According to data presented Friday to the Senate Retirement Security for Georgians Study Committee, about half of Peach State residents—and Americans generally—aren’t saving enough for retirement.
Jessica Eckman, a senior legislative representative with the American Association of Retired Persons (AARP), told the committee that about 50 percent of U.S. households are at risk of accumulating insufficient retirement savings, up from 31 percent three decades earlier.
President Donald Trump traveled to Fort Myers, Florida Friday to give a speech focusing on health care costs, Social Security and other issues that impact senior citizens. In his speech, the president sought to reassure elderly voters, who have borne the brunt of the coronavirus pandemic, that he cares about them, and is doing do everything he can to protect and defend them.
Michigan Attorney General Dana Nessel defiantly responded to a letter from U.S. Rep. Steve Scalise, R-La., regarding the number of nursing home deaths in the state attributed to COVID-19.
Scalise is ranking member of the U.S. House of Representatives Select Committee on the Coronavirus. His June 25 letter – also signed by Reps.
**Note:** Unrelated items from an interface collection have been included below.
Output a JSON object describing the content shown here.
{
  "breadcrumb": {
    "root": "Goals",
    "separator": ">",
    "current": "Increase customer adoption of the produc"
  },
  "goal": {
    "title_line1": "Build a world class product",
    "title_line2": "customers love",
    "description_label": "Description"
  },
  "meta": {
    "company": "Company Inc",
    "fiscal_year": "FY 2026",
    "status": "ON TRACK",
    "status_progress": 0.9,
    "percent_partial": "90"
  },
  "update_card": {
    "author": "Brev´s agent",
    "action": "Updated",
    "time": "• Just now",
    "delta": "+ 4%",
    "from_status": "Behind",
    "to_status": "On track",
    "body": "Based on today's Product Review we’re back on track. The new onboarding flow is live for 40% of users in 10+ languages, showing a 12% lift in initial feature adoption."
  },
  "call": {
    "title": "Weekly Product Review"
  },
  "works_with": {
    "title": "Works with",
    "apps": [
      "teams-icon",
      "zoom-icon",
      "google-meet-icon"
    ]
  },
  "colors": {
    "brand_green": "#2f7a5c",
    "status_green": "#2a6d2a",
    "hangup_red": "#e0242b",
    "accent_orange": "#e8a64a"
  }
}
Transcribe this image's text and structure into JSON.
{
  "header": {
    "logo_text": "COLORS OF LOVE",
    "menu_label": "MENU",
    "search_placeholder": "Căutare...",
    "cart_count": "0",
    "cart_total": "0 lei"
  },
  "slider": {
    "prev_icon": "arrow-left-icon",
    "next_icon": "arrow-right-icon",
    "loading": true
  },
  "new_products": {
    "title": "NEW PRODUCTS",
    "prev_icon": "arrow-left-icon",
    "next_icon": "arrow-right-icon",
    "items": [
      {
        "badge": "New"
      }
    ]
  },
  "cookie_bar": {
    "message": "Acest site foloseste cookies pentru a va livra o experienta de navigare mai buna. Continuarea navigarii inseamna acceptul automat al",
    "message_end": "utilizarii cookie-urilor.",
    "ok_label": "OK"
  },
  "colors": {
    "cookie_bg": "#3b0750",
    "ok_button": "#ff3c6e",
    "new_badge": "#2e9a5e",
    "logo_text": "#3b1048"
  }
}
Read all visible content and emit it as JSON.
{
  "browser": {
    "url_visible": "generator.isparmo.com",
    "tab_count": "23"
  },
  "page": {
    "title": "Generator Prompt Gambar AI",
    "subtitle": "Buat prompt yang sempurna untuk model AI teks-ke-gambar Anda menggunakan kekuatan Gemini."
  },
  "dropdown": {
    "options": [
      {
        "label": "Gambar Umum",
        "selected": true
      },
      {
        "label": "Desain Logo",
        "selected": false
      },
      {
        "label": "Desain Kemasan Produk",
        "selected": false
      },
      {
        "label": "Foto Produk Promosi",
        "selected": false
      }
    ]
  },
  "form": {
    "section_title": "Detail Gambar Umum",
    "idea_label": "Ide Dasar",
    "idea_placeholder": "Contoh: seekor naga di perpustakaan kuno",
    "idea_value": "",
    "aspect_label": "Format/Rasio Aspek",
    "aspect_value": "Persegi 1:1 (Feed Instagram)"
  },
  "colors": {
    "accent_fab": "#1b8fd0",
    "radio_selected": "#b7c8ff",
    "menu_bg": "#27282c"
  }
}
Jim Jordan, R- Ohio; Blaine Luetkeymer, R-Mo.; and Jackie Walorski, R-Ind. – followed a similar letter to Gov. Gretchen Whitmer to which she did not respond.
Congressional Republicans intensified their questioning of Gov. Gretchen Whitmer’s nursing home policies in response to the COVID-19 pandemic.
Members of the U.S. House Select Subcommittee on the Coronavirus Crisis sent a letter asking Michigan’s Attorney General Dana Nessel to investigate the impact of Whitmer’s executive orders that placed COVID-19 patients into the same buildings, but different units, as elderly nursing home residents.
They also sought investigations into four other state governors who set similar policies.
As the coronavirus continues to spread in Ohio, many elderly Ohioans thinking of voting in the state’s presidential primaries next week may need to find a new polling location.